This year we’re back with the third edition, which was made possible by the hard work of more than a hundred amazing people from the web community. I’d like to specifically call out a few people for whom this is their third consecutive year contributing: Barry Pollard, David Fox, Paul Calvano, Brian Kardell, Doug Sillars, Eric Portis, Thomas Steiner, Robin Marx, Alan Kent, and Abby Tsai. I owe every contributor an enormous debt of gratitude for volunteering their time to this project, but especially these 10 people who have been a part of it since the beginning.

The 2021 edition consists of a comprehensive lineup of 24 chapters, including two that we’re excited to cover for the first time: Structured Data and WebAssembly. These new chapters help us expand the scope of the Web Almanac, which educates our reader base about a more diverse range of topics and equips even more specialized groups with actionable data. Ultimately, that’s why we do it: we hope that our research can be utilized by the web community as a shared source of truth to meaningfully improve the ecosystem. If you find this resource as valuable as we do, we’d love it if you shared it with other people who are interested in the state of the web.

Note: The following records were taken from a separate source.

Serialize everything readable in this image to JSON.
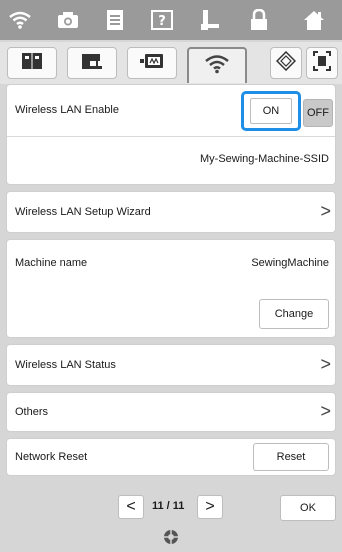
{
  "status_icons": [
    "wifi-icon",
    "camera-icon",
    "document-icon",
    "help-icon",
    "sewing-foot-icon",
    "lock-icon",
    "home-icon"
  ],
  "tabs": [
    "book-icon",
    "sewing-machine-icon",
    "embroidery-frame-icon",
    "wifi-icon",
    "settings-diamond-icon",
    "screen-frame-icon"
  ],
  "wlan_enable": {
    "label": "Wireless LAN Enable",
    "on": "ON",
    "off": "OFF",
    "state": "ON"
  },
  "ssid": "My-Sewing-Machine-SSID",
  "setup_wizard": {
    "label": "Wireless LAN Setup Wizard",
    "chev": ">"
  },
  "machine_name": {
    "label": "Machine name",
    "value": "SewingMachine",
    "change": "Change"
  },
  "wlan_status": {
    "label": "Wireless LAN Status",
    "chev": ">"
  },
  "others": {
    "label": "Others",
    "chev": ">"
  },
  "network_reset": {
    "label": "Network Reset",
    "reset": "Reset"
  },
  "pager": {
    "prev": "<",
    "text": "11 / 11",
    "next": ">",
    "ok": "OK"
  },
  "colors": {
    "highlight": "#1e8ee6"
  }
}
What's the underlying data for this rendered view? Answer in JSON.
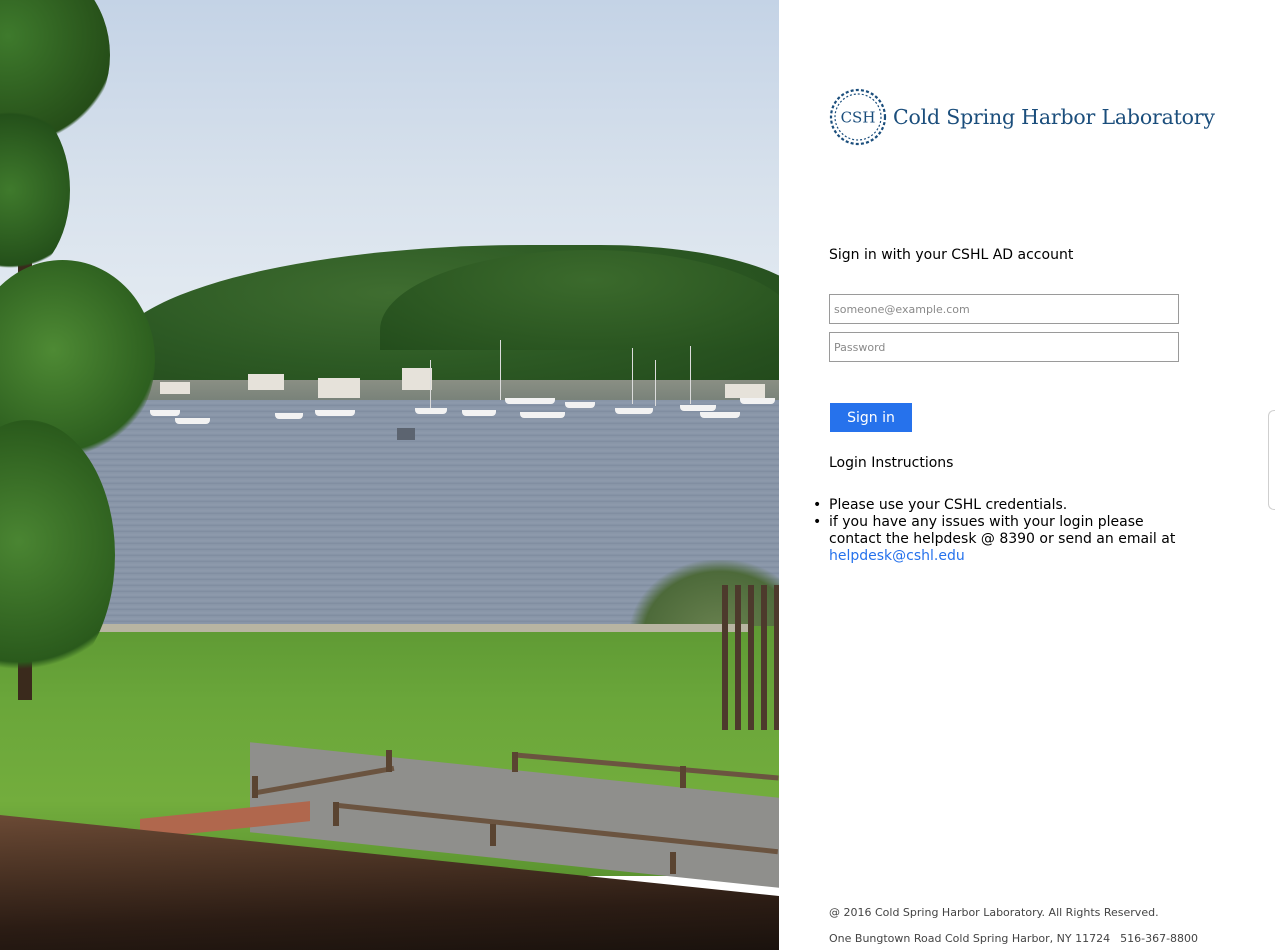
{
  "background_photo": {
    "description_icon": "harbor-landscape-photo"
  },
  "logo": {
    "seal_text": "CSH",
    "org_name": "Cold Spring Harbor Laboratory",
    "color": "#1b4e7c"
  },
  "signin": {
    "title": "Sign in with your CSHL AD account",
    "username_placeholder": "someone@example.com",
    "username_value": "",
    "password_placeholder": "Password",
    "password_value": "",
    "button_label": "Sign in",
    "button_color": "#2672ec"
  },
  "instructions": {
    "title": "Login Instructions",
    "items": [
      "Please use your CSHL credentials.",
      "if you have any issues with your login please contact the helpdesk @ 8390 or send an email at"
    ],
    "email_link": "helpdesk@cshl.edu",
    "link_color": "#2672ec"
  },
  "footer": {
    "copyright": "@ 2016 Cold Spring Harbor Laboratory. All Rights Reserved.",
    "address": "One Bungtown Road Cold Spring Harbor, NY 11724",
    "phone": "516-367-8800"
  }
}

Together, let’s use this data as a forcing function for positive change.

Rick Viscomi, Web Almanac Editor-in-Chief